Under the law, the Virginia Department of Education is supposed to publish guidelines for the handling of sexually explicit material — including a recommended process for notifying parents — by the end of July. Virginia school districts must adopt versions of the guidelines by Jan. 1.
The Orange County board voted to delay a decision on the resolution until the model guidelines are released by the state Education Department.
The proposals were met with pushback from a majority of people in the packed audience at Monday’s board meeting. One of the attendees held up a sign that read “It’s OK to say gay!” — an allusion to a bill signed by Florida Gov. Ron DeSantis (R) that regulates lessons about sexual orientation and gender identity. Some critics of the Orange County resolutions said the proposals were attempts to copy the Florida bill.
Quintern defended her support for the resolutions Monday.
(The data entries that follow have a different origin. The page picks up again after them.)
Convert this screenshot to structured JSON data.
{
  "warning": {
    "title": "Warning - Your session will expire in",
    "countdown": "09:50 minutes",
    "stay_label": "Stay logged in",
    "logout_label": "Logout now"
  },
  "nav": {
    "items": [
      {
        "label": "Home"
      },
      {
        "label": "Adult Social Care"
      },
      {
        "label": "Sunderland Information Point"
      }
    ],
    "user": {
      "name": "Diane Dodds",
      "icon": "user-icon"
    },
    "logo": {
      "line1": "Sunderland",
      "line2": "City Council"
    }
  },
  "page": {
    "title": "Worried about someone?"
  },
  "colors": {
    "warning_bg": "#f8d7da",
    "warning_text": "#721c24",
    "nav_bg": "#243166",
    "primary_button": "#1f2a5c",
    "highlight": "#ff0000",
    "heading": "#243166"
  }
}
Prohibiting teaching of critical race theory — a decades-old academic framework that examines how policies and the law perpetuate systemic racism — would prevent further division of students by race or ethnicity, she said, adding that the policies she proposed would better protect LGBTQ students.
“This resolution would allow schools, parents and students to bridge the resources needed to assist the children in an equitable manner,” Quintern said. “Under this resolution, these students could be better protected against discrimination, as the families would be more engaged with the upbringing of their child.”
Quintern was heckled multiple times during her comments ahead of the board’s vote. At one point, school board Chair Sherrie Page called for order and told audience members they would be escorted out if there were further outbursts.
Several students and parents spoke in opposition of the two resolutions during a public comment session that lasted nearly two hours. They pointed to statistics that LGBTQ youths are at higher risk of mental health challenges and of suicide and argued that the problem would worsen if Quintern’s proposed self-identification policy were approved.
“Even if you pass this resolution, we will continue to talk about sexuality,” said Juliet Daniel, a bisexual senior at Orange County High School. “We will continue to fight for the use of correct pronouns for every student.”
They also argued that the resolution that would ban teaching critical race theory was unfounded, saying the school system doesn’t have any curriculums incorporating it to begin with.
A few audience members spoke in favor of the proposals’ passage. One speaker cited Romans 12:2 from the Bible and asked the board “not to heed to the patterns of the world.” He compared teachers who conversed with students about their gender identity or sexual orientation with groomers, whether it was “grooming them to be social justice warriors or grooming them to be confused about their gender.” He told the board that teachers should be focused instead on subjects like civics, math or English.
All five members of the board voted to delay a decision on the sexually explicit content resolution. Page and Michael Jones voted against the resolution banning critical race theory.
Hannah Natanson contributed to this report.